App and web page records:
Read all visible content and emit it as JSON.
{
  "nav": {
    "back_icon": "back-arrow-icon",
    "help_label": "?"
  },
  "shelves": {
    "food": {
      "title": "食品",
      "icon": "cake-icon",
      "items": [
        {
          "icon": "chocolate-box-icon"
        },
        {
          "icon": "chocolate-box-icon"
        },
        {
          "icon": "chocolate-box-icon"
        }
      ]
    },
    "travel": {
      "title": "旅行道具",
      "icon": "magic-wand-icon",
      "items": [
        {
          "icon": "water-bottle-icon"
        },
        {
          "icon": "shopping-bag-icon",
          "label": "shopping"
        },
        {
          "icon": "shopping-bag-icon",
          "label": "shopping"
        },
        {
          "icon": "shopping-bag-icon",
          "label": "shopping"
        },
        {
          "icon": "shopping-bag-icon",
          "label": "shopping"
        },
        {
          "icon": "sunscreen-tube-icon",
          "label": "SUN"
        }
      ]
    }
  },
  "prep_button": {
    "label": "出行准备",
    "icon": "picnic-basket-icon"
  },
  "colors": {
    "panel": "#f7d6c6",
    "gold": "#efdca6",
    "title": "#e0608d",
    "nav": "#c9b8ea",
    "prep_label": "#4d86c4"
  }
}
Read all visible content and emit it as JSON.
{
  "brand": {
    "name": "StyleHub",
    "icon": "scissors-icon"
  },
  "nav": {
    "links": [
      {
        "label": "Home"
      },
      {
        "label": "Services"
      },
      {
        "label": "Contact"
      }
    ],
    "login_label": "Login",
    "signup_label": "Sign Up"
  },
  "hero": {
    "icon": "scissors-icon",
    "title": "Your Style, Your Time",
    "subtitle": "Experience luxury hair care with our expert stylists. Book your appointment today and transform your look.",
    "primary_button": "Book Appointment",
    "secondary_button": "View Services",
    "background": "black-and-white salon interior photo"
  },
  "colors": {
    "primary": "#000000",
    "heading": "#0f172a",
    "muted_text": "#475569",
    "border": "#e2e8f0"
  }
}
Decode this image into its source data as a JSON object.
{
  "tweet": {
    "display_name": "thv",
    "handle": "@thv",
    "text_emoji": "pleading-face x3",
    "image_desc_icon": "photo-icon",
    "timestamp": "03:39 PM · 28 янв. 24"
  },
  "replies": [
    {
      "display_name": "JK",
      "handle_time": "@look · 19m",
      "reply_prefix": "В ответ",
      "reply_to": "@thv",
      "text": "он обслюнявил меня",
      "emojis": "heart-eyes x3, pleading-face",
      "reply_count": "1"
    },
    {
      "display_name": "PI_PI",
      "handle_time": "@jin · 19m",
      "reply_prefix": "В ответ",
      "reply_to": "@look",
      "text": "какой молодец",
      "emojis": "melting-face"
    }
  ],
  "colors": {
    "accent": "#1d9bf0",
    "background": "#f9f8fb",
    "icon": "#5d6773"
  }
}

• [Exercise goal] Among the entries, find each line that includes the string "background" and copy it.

• [Task answer]
    "background": "black-and-white salon interior photo"
    "background": "#f9f8fb",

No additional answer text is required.